It’s always exciting to get a new lead! But, before you get started, make sure to pre-qualify your client in a sensitive way to make sure that you’re working with someone who may struggle to find an apartment.
Try saying this: “When we do find you the right rental for your needs, you will be required to complete a rental application. This will include a background and credit check and potentially employment and residence history. Are you OK with doing this? Is there anything I need to know about?”
Likely, they’ll be honest. And, in return, be honest back. Let them know that you might have problems getting them into an apartment and make one of the suggestions below to help them out.

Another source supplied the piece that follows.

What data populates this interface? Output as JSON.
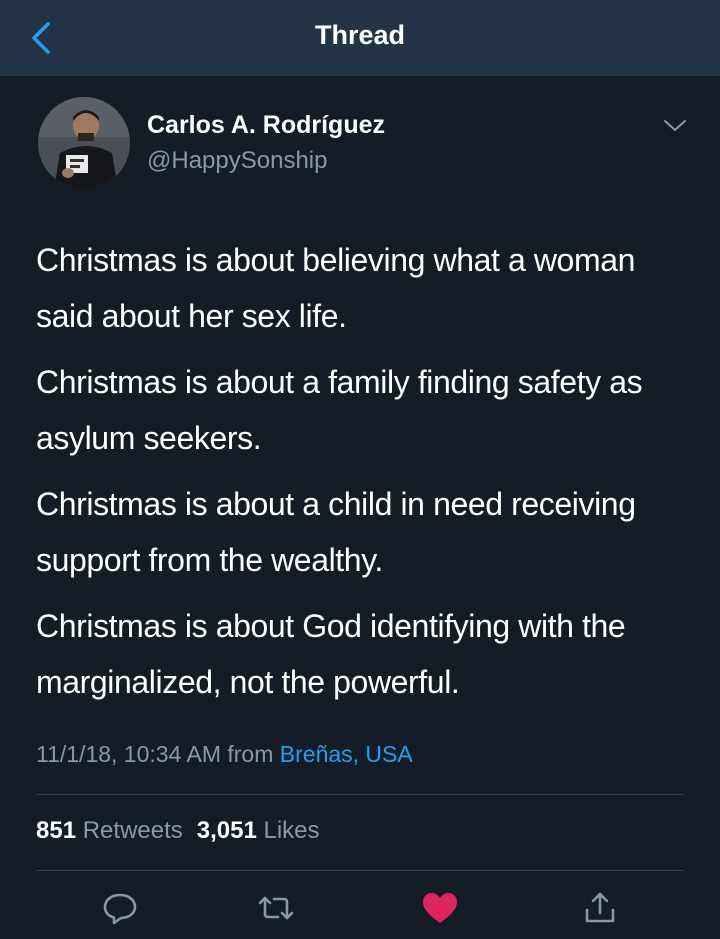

Always be delicate and non-judgmental. This is sensitive information. Establish a baseline of trust with your clients.
Never discriminate or make assumptions about your clients’ past.

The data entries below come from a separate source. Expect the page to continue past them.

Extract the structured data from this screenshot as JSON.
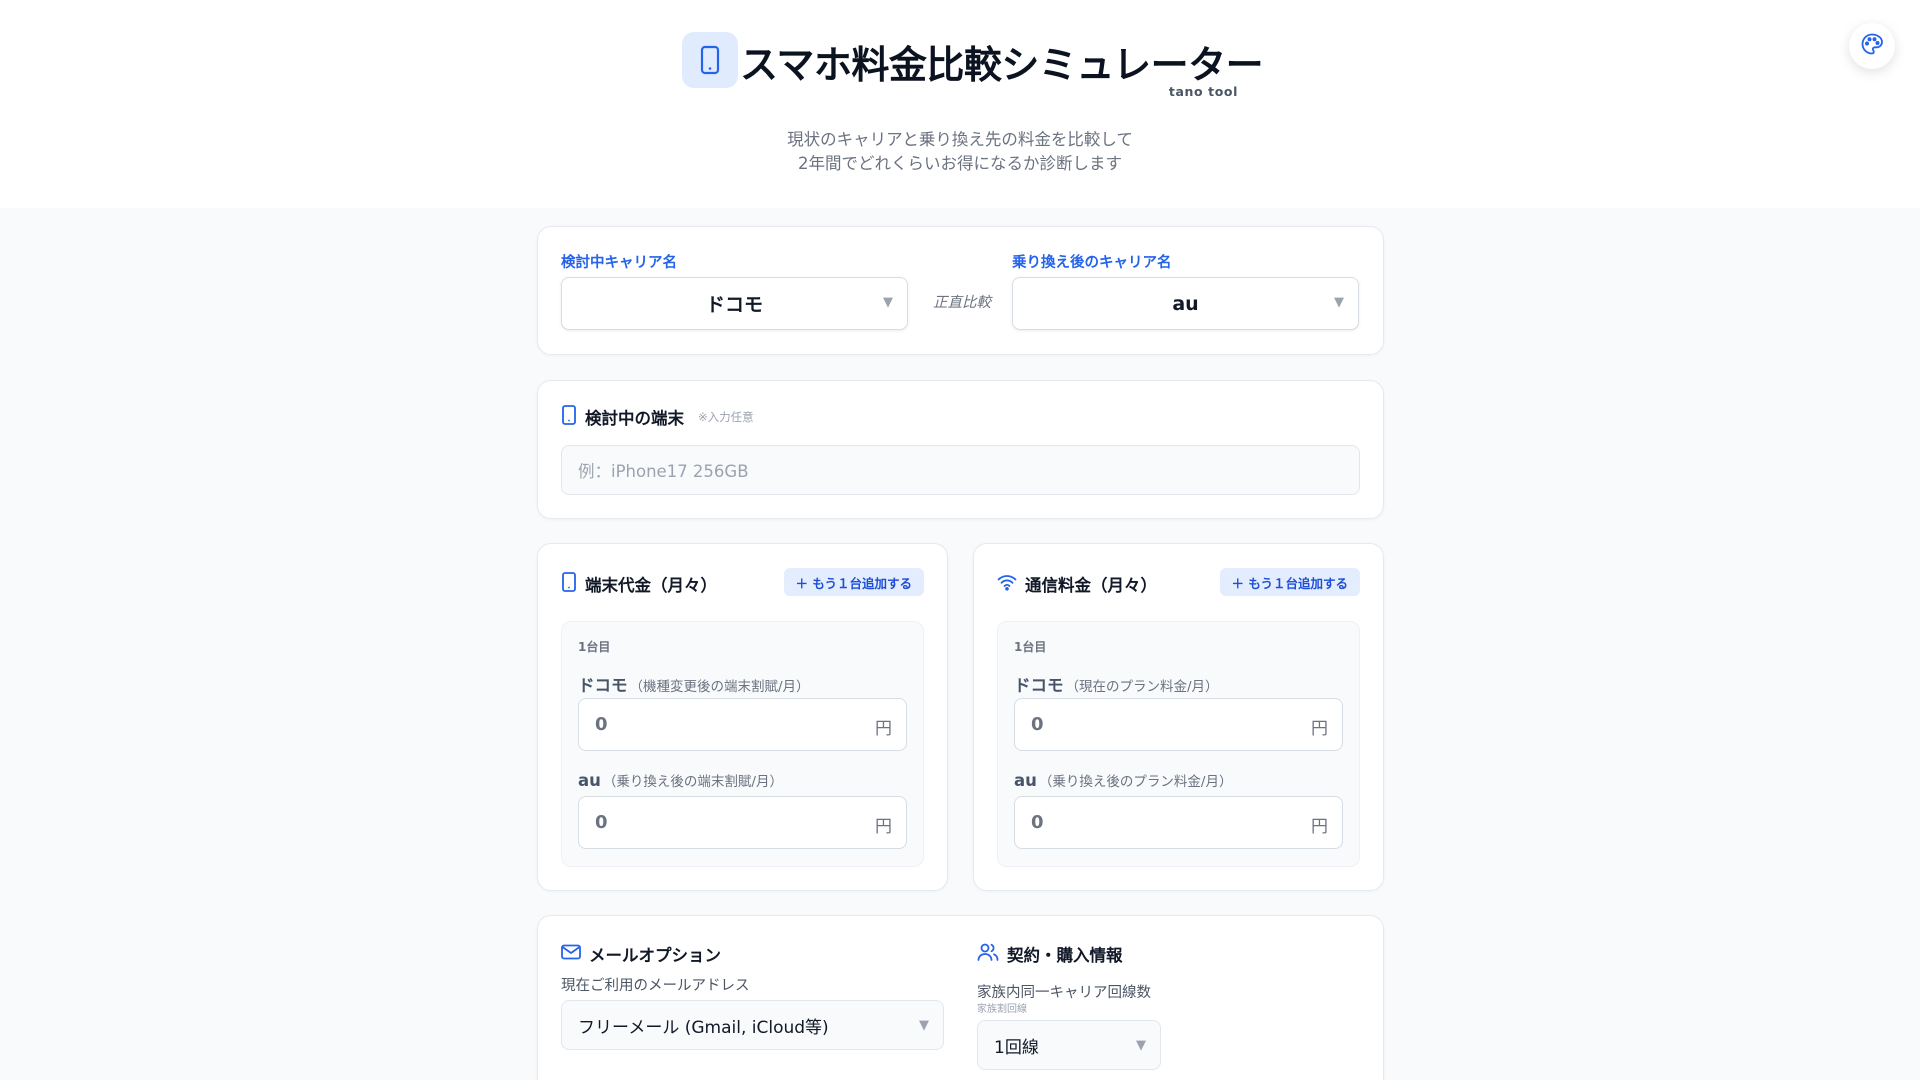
{
  "header": {
    "title": "スマホ料金比較シミュレーター",
    "brand": "tano tool",
    "subtitle_line1": "現状のキャリアと乗り換え先の料金を比較して",
    "subtitle_line2": "2年間でどれくらいお得になるか診断します"
  },
  "icons": {
    "title_icon": "smartphone-icon",
    "theme_button": "palette-icon"
  },
  "colors": {
    "accent": "#2563eb",
    "accent_soft": "#e3edfd",
    "page_bg": "#f8fafc"
  },
  "carriers": {
    "current_label": "検討中キャリア名",
    "current_value": "ドコモ",
    "compare_label": "正直比較",
    "target_label": "乗り換え後のキャリア名",
    "target_value": "au"
  },
  "device": {
    "title": "検討中の端末",
    "hint": "※入力任意",
    "placeholder": "例：iPhone17 256GB"
  },
  "device_cost": {
    "title": "端末代金（月々）",
    "add_label": "＋ もう１台追加する",
    "unit_label": "1台目",
    "current_name": "ドコモ",
    "current_desc": "（機種変更後の端末割賦/月）",
    "current_value": "0",
    "target_name": "au",
    "target_desc": "（乗り換え後の端末割賦/月）",
    "target_value": "0",
    "currency": "円"
  },
  "plan_cost": {
    "title": "通信料金（月々）",
    "add_label": "＋ もう１台追加する",
    "unit_label": "1台目",
    "current_name": "ドコモ",
    "current_desc": "（現在のプラン料金/月）",
    "current_value": "0",
    "target_name": "au",
    "target_desc": "（乗り換え後のプラン料金/月）",
    "target_value": "0",
    "currency": "円"
  },
  "mail": {
    "title": "メールオプション",
    "field_label": "現在ご利用のメールアドレス",
    "selected": "フリーメール (Gmail, iCloud等)"
  },
  "contract": {
    "title": "契約・購入情報",
    "field_label": "家族内同一キャリア回線数",
    "field_sub": "家族割回線",
    "selected": "1回線"
  }
}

What Can You Suggest to the Renter to Help Their Chances of an Approved Application?
While it’s possible that a client may be too embarrassed to disclose, its best for both of you to uncover and address as many issues as possible before your client’s rental application is rejected. If your client lets you know that they are concerned about completing a rental application, here are several suggestions you can offer to the renter:
- Obtain a Cosigner (aka “guarantor”) from a family member or close friend. This will often be the ideal option to address poor credit, no credit, bankruptcy, in short – credit related issues. One common example is a college student who requires housing during the school year. Without credit and/or a full-time job with income to match the monthly rental payment requirement (see above) a cosigner is often the best option.
- Pay Advance Rent in an amount equal to six or more months. Having cash in hand will help diffuse any credit-based issues. This may be particularly important for landlords who cannot accept security deposits. Each state has laws regarding the maximum amount of security money the owner can hold, so additional security deposits many not be feasible.
- Renter’s Letter of Explanation written by the renter which details the reasons why the renter has a poor credit score, glaring issues on a credit report, anything that can help the renter’s case with the owner. Letters like these are more suited to non-corporate based landlords. Often, property management firms which have specific guidelines and are not prone to be swayed emotionally by a renter’s past hardships.
- Credit Repair Service. This method will take time for the renter to bring their score up to an acceptable level for renting. However, if any of the above options are not possible, it may be the only option for the renter. Another advantage to a renter employing a credit repair service is they may put themselves in a favorable position if (and when!) they decide to purchase a home!
When a client’s rental application is rejected, it can be frustrating, This post was written about one of our expert coaches at Rental Beast University. Want to learn more about rentals? We built Rental Beast University so real estate agents of all experience levels could expand their capacity and sharpen their skills to take advantage of the over 50% of the US adult population whose chooses to rent.
To learn more about the Rental Beast platform or to request a no-obligation demo visit Rental Beast for Real Estate Agents.